Assignment:
Copy out all lines of the records in which the word "this" appears.

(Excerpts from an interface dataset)

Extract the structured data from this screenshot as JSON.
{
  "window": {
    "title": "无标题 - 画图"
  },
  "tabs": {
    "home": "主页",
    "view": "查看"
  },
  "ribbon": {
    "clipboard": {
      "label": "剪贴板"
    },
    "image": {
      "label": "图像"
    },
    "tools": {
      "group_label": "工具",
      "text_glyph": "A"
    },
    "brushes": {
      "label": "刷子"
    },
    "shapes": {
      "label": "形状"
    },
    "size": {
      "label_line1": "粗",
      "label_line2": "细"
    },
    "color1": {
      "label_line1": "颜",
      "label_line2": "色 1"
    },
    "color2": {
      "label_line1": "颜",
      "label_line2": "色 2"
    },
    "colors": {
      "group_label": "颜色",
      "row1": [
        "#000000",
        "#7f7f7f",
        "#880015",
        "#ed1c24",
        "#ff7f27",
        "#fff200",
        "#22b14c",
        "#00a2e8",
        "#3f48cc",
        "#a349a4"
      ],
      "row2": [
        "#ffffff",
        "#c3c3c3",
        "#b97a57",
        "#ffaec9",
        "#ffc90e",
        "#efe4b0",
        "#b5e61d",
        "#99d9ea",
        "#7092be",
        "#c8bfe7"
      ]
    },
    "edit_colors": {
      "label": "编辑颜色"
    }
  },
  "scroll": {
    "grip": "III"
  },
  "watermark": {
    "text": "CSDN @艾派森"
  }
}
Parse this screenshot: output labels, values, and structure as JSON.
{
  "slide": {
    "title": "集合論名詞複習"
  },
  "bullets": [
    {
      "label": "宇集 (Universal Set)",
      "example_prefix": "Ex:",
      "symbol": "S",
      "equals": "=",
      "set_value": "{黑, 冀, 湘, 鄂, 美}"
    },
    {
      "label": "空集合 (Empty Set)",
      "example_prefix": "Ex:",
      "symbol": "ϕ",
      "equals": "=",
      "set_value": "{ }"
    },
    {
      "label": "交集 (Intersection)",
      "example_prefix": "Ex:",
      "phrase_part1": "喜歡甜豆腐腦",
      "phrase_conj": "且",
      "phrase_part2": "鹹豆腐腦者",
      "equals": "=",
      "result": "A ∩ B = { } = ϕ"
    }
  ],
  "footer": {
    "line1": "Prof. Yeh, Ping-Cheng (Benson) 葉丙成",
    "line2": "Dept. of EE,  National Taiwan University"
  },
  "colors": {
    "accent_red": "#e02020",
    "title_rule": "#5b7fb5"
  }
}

Written answer:
Extract the structured data from this screenshot as JSON.
Parse this screenshot: output labels, values, and structure as JSON.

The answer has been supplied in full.